Even the times are virtually identical: the time difference between Pecco Bagnaia's second place last week and this is just 0.036. The time difference between the third-place times is 0.038. And the difference between the fourth-place times was 0.003, a mere three thousandths of a second.

Only Jack Miller really improved his time. In fact, Miller set a blistering lap, improving his time from last week by nearly a quarter of a second. That was faster than he had been in qualifying last week, though he still would have started from fifth on the grid.

The factory Ducati rider was satisfied with his days work. As well he might be: he set his fast lap after having a huge moment in Turn 15 on his previous run, when he was thrown out of the seat and forced to come straight back in again. He was not phased, banging out his quickest lap on his first flying lap out of the pits.

Different conditions

Back to top

Qatar 2 MotoGP Preview: How To Win At Qatar On A Ducati, And Why Tires Do And Don't Make The Difference

One week later, MotoGP is back at the same race track, with the same riders, and likely racing in pretty much the same conditions. Does this mean we are going to see exactly the same result in the Doha Grand Prix as we did for the Qatar Grand Prix?

That will depend. And it will perhaps depend on how well the MotoGP riders learn the lessons of last week, as well as the lessons of the past. If Maverick Viñales maintains the form he showed last Sunday, he will be very difficult to beat.
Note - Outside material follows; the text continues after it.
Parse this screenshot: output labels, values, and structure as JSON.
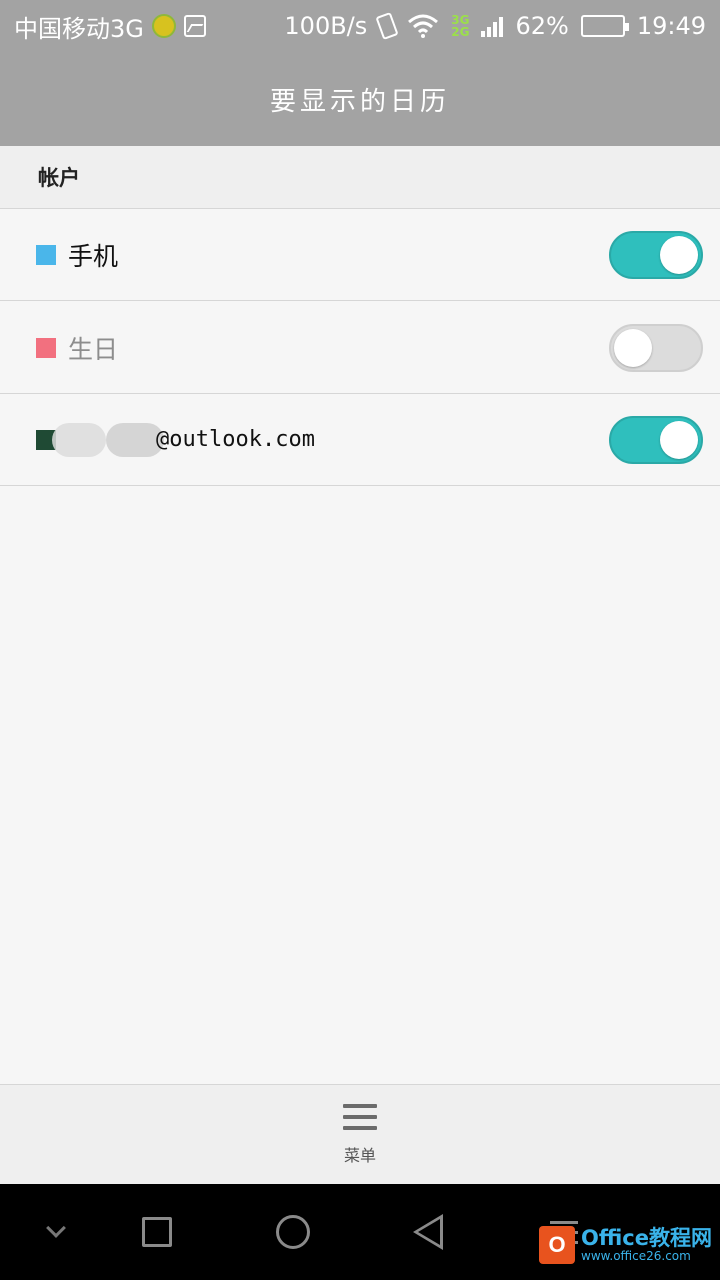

Difficult, but not impossible. Sure, Viñales' pace was astounding: he beat Jorge Lorenzo's race lap record from 2016 by three tenths of a second, and the race was the second fastest in history, just two tenths slower than Lorenzo's race win from 2016. And it could have been even faster than the 2016 race if Viñales hadn't backed off during the last three laps, his pace dropping from mid 1'55s to low 1'56s. Viñales' advantage over second-place finisher Johann Zarco dropped from 1.7 seconds on lap 20 to just over 1 second at the end of the race.

Back to top

Qatar Moto2 & Moto3 Review: Neil Morrison On Aki Ajo's Nose For Talent, Sam Lowes' Title Charge, And Diggia Winning For Fausto

As always, Moto2/3 delivered plenty of talking points at the Qatar Grand Prix. Sunday’s results threw up a host of surprises and some fine racing. Here, we take a look through some of the big talking points from both classes.

Aki Chose Well

Viñales and Lowes were the winners in the top two classes. But the man with arguably the most to celebrate on Sunday was Aki Ajo. Of his four riders in 2021, two finished second and fifth in the Moto2 race. The other two: first and second in Moto3. Not a bad return when two of those names – Raul Fernandez in Moto2 and Pedro Acosta in Moto3 – were rookies in their respective classes.

As a highly successful team boss and known talent spotter, not every one of Ajo’s past gambles has paid off. For every Marc Márquez, Johann Zarco and Brad Binder, there has been a Nico Antonelli, Can Öncü or Tetsuta Nagashima, names that never quite lived up to the initial billing.

And the latter is worth mentioning. When he was ruthlessly cut from Ajo’s Moto2 squad late last year, it was not only cut-throat in the extreme (Nagashima remains without a ride in 2021); it was a risk. At that time, Fernandez had yet to win a grand prix and still seemed a work in progress. Promoting him to Moto2 alongside Remy Gardner seemed a touch premature, especially when he had yet to master the race craft necessary in a Moto3 brawl.

Back to top

Pages